Now we get to move on to the last element of forming your leadership identity that I’m going to share today is authenticity. And I thought this was a really important one to touch on because a lot of leaders have a misconception that authenticity is the same as vulnerability. Now there’s some crossover here but being authentic I want you to think about it in terms of being true to those values and beliefs that you identified in that self-awareness step.
Authenticity means being true to yourself because others around you see you being consistent in showing up in your behavior and your decision making. The more authentic you can be in living your values, the more you build trust and your credibility. And authenticity is different than vulnerability because it doesn’t necessarily mean that you’re sharing your personal stories or revealing about your internal world, although it can. It means that you show in your leadership that you’re a human being and not a robot. It doesn’t mean you’re unaffected by everything. If one of your values is transparency, then sharing your thoughts, challenges, and successes with your team can encourage open communication and strengthen your leadership. That’s an example of when authenticity might mean being more vulnerable to share your internal world.
Another thing I want to point out is that authenticity supports sustainability because it takes far less energy to show up as who you are than to spend energy to mask who you are and show up as someone else or to filter yourself constantly.
Remember that story I told you about being the director of physical rehabilitation? That’s kind of how I felt. I had to filter out who I was to show up in a way where I was palatable to other people. It was exhausting and took a lot of energy. When you decide to show up as who you are, given the context of your environment, then it helps you sustain over the long term because as your identity evolves, then so does who you bring to your leadership identity and your leadership style authentically.
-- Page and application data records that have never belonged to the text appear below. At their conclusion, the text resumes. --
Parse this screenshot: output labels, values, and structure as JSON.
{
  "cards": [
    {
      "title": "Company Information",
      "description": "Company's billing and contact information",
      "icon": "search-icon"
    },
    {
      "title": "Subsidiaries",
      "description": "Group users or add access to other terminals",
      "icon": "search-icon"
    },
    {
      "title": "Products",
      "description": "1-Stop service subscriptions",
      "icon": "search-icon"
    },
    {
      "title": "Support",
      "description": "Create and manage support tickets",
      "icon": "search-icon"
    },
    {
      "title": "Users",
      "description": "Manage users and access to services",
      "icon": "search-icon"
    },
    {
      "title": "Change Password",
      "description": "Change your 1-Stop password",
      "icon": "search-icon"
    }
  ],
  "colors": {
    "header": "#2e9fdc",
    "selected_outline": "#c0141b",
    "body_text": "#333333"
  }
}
One last note on authenticity is that if you’re in an environment where conformity is prevalent, then being authentic might be more challenging. You need to weigh the risk with the potential rewards, which are having stronger relationships, increased self-confidence, and the ability to inspire others.
I champion you to embrace your unique qualities as a leader. And remember that showing up as who you truly are is a powerful tool for a more fulfilling career journey. So as you think about authentic leadership and showing up authentically, what are the qualities that are important to you that you want to bring into your presence, into your communication, and into the way you lead that are uniquely you.
I hope you’ve enjoyed this episode and found it helpful to understand what leadership identity is and to get some of these initial points and how to develop it. I hope it’s been thought-provoking and that you’ll sit down later and think about it and journal it out and really be intentional about this.
Remember to check out the Leadership Identity Audit. In the next show, which drops in two weeks, I’m going to walk you through the specific aspects of leadership identity that I want you to refine, depending on whether you’re an emerging leader or an already established leader, already at the top of the rank. And I’m separating these two because what you need to know, and what you need to do is unique for those two categories of leaders in order to navigate the distinct challenges that come with blazing a trail versus steering the ship. So join me as I coach you to shape your leadership identity and thrive in your respective leadership journey. Don’t miss the next episode 18 will be coming soon.
Lastly, please take a quick moment to rate the show and leave a short written review of why you listen in the Apple podcast app on your phone. It helps others to discover the show and it means so much to me. Thank you for listening.